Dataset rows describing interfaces

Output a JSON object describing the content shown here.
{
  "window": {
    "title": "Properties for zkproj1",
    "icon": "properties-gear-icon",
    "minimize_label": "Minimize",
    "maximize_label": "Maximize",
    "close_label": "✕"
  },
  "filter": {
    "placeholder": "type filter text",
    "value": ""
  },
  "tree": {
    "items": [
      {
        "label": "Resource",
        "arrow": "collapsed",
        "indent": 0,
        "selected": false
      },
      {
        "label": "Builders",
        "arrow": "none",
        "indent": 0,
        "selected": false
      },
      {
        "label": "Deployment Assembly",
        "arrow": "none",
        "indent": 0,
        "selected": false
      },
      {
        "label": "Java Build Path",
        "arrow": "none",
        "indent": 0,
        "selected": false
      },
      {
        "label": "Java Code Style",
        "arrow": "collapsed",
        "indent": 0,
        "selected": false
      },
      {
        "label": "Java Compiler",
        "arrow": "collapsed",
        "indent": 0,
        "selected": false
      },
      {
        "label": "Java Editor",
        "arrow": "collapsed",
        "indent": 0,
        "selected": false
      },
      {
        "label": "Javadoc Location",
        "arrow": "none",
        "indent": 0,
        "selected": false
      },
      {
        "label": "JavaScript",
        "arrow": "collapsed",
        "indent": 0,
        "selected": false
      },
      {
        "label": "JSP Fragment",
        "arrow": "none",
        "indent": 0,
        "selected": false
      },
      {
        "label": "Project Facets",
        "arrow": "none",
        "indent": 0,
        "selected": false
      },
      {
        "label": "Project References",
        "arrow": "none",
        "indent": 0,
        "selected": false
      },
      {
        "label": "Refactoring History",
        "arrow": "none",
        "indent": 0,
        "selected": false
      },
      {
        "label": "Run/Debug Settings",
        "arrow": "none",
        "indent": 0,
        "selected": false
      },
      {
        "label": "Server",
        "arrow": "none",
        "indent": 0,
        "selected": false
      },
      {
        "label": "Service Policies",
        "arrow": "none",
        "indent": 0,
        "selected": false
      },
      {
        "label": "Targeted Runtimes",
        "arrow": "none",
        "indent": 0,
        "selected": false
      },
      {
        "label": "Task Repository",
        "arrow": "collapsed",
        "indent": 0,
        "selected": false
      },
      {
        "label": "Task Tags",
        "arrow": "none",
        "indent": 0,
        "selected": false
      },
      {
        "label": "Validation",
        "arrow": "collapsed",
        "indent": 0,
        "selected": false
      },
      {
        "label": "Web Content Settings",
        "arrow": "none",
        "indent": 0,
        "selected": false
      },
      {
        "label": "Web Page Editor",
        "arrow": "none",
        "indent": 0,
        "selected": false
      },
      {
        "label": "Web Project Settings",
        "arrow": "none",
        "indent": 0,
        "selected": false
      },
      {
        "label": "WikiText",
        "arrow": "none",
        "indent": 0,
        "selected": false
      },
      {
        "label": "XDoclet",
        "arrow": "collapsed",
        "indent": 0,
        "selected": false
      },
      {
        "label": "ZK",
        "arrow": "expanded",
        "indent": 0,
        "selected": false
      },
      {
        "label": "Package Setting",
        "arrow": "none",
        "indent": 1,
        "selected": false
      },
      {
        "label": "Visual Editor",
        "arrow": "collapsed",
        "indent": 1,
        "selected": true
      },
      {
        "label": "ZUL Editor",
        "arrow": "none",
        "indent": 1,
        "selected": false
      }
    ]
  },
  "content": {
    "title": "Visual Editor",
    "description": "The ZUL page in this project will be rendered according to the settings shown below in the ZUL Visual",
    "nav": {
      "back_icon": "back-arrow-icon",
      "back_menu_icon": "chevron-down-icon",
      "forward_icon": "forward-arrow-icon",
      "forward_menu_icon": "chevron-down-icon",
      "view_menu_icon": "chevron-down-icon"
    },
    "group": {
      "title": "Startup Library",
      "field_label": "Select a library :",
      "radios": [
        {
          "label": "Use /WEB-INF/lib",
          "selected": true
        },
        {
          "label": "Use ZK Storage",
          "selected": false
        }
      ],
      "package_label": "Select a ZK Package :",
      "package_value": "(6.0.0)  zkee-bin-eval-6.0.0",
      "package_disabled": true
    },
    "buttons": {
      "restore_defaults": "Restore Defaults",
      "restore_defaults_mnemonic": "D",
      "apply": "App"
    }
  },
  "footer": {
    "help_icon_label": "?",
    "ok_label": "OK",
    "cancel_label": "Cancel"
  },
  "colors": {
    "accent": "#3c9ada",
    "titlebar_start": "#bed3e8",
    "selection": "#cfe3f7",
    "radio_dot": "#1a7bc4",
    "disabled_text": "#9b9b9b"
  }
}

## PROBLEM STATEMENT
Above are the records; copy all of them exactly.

## TASK RESPONSE
Output a JSON object describing the content shown here.
{
  "window": {
    "title": "Properties for zkproj1",
    "icon": "properties-gear-icon",
    "minimize_label": "Minimize",
    "maximize_label": "Maximize",
    "close_label": "✕"
  },
  "filter": {
    "placeholder": "type filter text",
    "value": ""
  },
  "tree": {
    "items": [
      {
        "label": "Resource",
        "arrow": "collapsed",
        "indent": 0,
        "selected": false
      },
      {
        "label": "Builders",
        "arrow": "none",
        "indent": 0,
        "selected": false
      },
      {
        "label": "Deployment Assembly",
        "arrow": "none",
        "indent": 0,
        "selected": false
      },
      {
        "label": "Java Build Path",
        "arrow": "none",
        "indent": 0,
        "selected": false
      },
      {
        "label": "Java Code Style",
        "arrow": "collapsed",
        "indent": 0,
        "selected": false
      },
      {
        "label": "Java Compiler",
        "arrow": "collapsed",
        "indent": 0,
        "selected": false
      },
      {
        "label": "Java Editor",
        "arrow": "collapsed",
        "indent": 0,
        "selected": false
      },
      {
        "label": "Javadoc Location",
        "arrow": "none",
        "indent": 0,
        "selected": false
      },
      {
        "label": "JavaScript",
        "arrow": "collapsed",
        "indent": 0,
        "selected": false
      },
      {
        "label": "JSP Fragment",
        "arrow": "none",
        "indent": 0,
        "selected": false
      },
      {
        "label": "Project Facets",
        "arrow": "none",
        "indent": 0,
        "selected": false
      },
      {
        "label": "Project References",
        "arrow": "none",
        "indent": 0,
        "selected": false
      },
      {
        "label": "Refactoring History",
        "arrow": "none",
        "indent": 0,
        "selected": false
      },
      {
        "label": "Run/Debug Settings",
        "arrow": "none",
        "indent": 0,
        "selected": false
      },
      {
        "label": "Server",
        "arrow": "none",
        "indent": 0,
        "selected": false
      },
      {
        "label": "Service Policies",
        "arrow": "none",
        "indent": 0,
        "selected": false
      },
      {
        "label": "Targeted Runtimes",
        "arrow": "none",
        "indent": 0,
        "selected": false
      },
      {
        "label": "Task Repository",
        "arrow": "collapsed",
        "indent": 0,
        "selected": false
      },
      {
        "label": "Task Tags",
        "arrow": "none",
        "indent": 0,
        "selected": false
      },
      {
        "label": "Validation",
        "arrow": "collapsed",
        "indent": 0,
        "selected": false
      },
      {
        "label": "Web Content Settings",
        "arrow": "none",
        "indent": 0,
        "selected": false
      },
      {
        "label": "Web Page Editor",
        "arrow": "none",
        "indent": 0,
        "selected": false
      },
      {
        "label": "Web Project Settings",
        "arrow": "none",
        "indent": 0,
        "selected": false
      },
      {
        "label": "WikiText",
        "arrow": "none",
        "indent": 0,
        "selected": false
      },
      {
        "label": "XDoclet",
        "arrow": "collapsed",
        "indent": 0,
        "selected": false
      },
      {
        "label": "ZK",
        "arrow": "expanded",
        "indent": 0,
        "selected": false
      },
      {
        "label": "Package Setting",
        "arrow": "none",
        "indent": 1,
        "selected": false
      },
      {
        "label": "Visual Editor",
        "arrow": "collapsed",
        "indent": 1,
        "selected": true
      },
      {
        "label": "ZUL Editor",
        "arrow": "none",
        "indent": 1,
        "selected": false
      }
    ]
  },
  "content": {
    "title": "Visual Editor",
    "description": "The ZUL page in this project will be rendered according to the settings shown below in the ZUL Visual",
    "nav": {
      "back_icon": "back-arrow-icon",
      "back_menu_icon": "chevron-down-icon",
      "forward_icon": "forward-arrow-icon",
      "forward_menu_icon": "chevron-down-icon",
      "view_menu_icon": "chevron-down-icon"
    },
    "group": {
      "title": "Startup Library",
      "field_label": "Select a library :",
      "radios": [
        {
          "label": "Use /WEB-INF/lib",
          "selected": true
        },
        {
          "label": "Use ZK Storage",
          "selected": false
        }
      ],
      "package_label": "Select a ZK Package :",
      "package_value": "(6.0.0)  zkee-bin-eval-6.0.0",
      "package_disabled": true
    },
    "buttons": {
      "restore_defaults": "Restore Defaults",
      "restore_defaults_mnemonic": "D",
      "apply": "App"
    }
  },
  "footer": {
    "help_icon_label": "?",
    "ok_label": "OK",
    "cancel_label": "Cancel"
  },
  "colors": {
    "accent": "#3c9ada",
    "titlebar_start": "#bed3e8",
    "selection": "#cfe3f7",
    "radio_dot": "#1a7bc4",
    "disabled_text": "#9b9b9b"
  }
}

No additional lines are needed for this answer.